  • 16. The PRCC is comprised of the following programs and affiliates: Dr. Pedro Albizu Campos High School, Vida/SIDA AIDS Education and Prevention Program, Family Learning Center (FLC), Andrés Figueroa Cordero Library and Community Informatics Center, Consuelo Lee Corretjer Day Care Center, CO-OP Humboldt Park and annual projects like the Three Kings Winter Festival, Puerto Rican Peoples’ Parade Fiesta Boricua
  • 17. An example of our work is Vida/SIDA (Life/AIDS), our HIV/STD peer education and prevention project. Vida/SIDA builds partnerships with appropriate local agencies and community leadership roundtables
  • 18. Vida/SIDA makes use of cultural reflection and affirmation to change behavior and understanding. It is made up of different programs: -MSM program -Testing -Capacity building And does presentations at: Peoples Parade Fiesta Boricua School Presentations Bingo Halls (Churches) Nightclubs It also integrates understanding of gender and sexual oppression in Puerto Rican/Latino/ Communities of Color

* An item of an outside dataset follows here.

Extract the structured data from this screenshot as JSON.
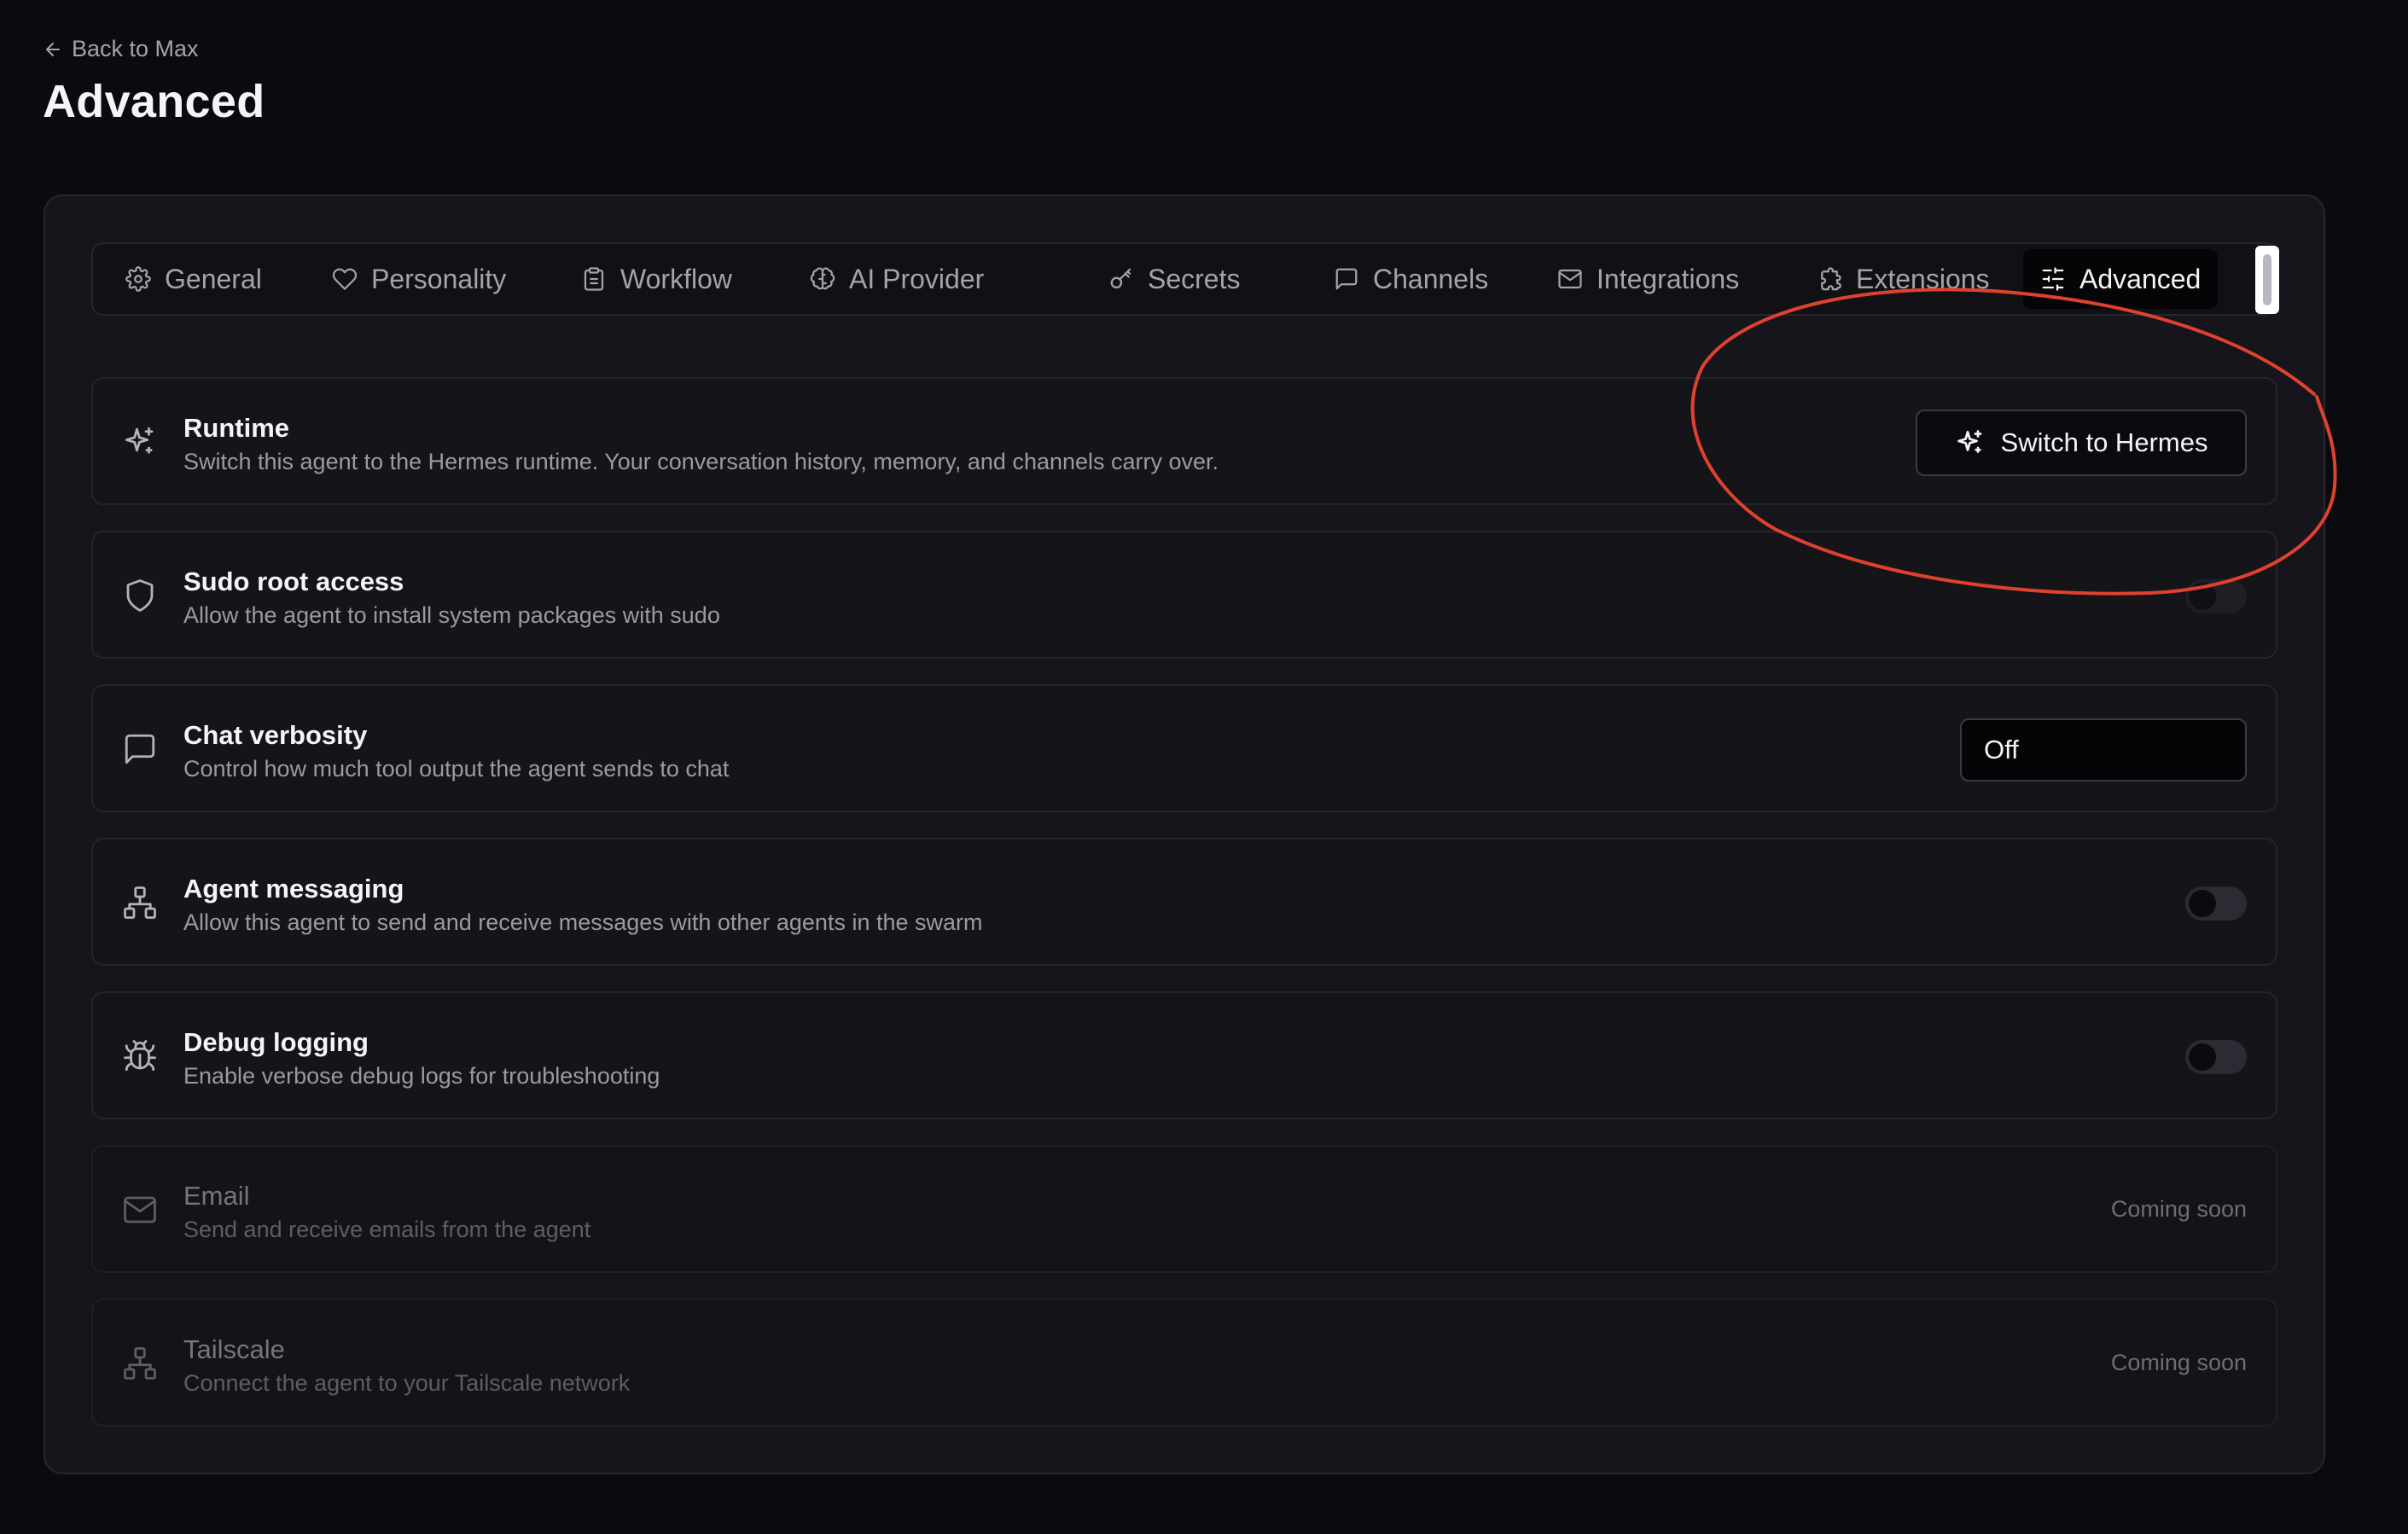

  • 19. In addition to the previously mentioned programs and projects of Puerto Rican Cultural Center, in December 2003, a group of young activists launched a new initiative to combat gentrification and displacement. The Humboldt Park Participatory Democracy Project, as it was later named, focused on engaging the residents living on and surrounding Paseo Boricua to participate in the process of “community-building”
  • 20. •  Weekly, anywhere from 25-35 community workers and youth conduct one-on- one door knocking sessions to assess and address community needs • PD puts community members in touch with community resources and city services; project serves as liaison
  • 21. • Also the project works closely with local politicians to conduct voter registration campaigns; hundreds registered thus far • To further stimulate discussion and dialogue, PD organized “La Voz del Paseo Boricua,” a bilingual community newspaper to keep community informed of developments.
  • 22. “Participatory Democracy is founded on the belief that people have the capacity and also the interest to participate in giving form and content to their future. It arms people with a collective voice much stronger than a ballot, and the opportunity to be agents of change. Participatory democracy will confront the historically oppressive conditions of our community; transforming dependency, cynicism, hopelessness, individualism and the threat of gentrification into self-sufficiency, critical reflection, hope, collectivity and the realization of community autonomy and self- determination.” –Humboldt Park Participatory Democracy Project, 2004
  • 23. Contact info: Michele A. Kelley: makelley@uic.edu Robyn Wheatly: rwheat3@uic.edu Michael Rodríguez Muñiz: mrodriguez_lavoz@prcc-chgo.org Alejandro Luis Molina: alejandro@prcc-chgo.org Dennis Poole: dpoole@gwm.sc.edu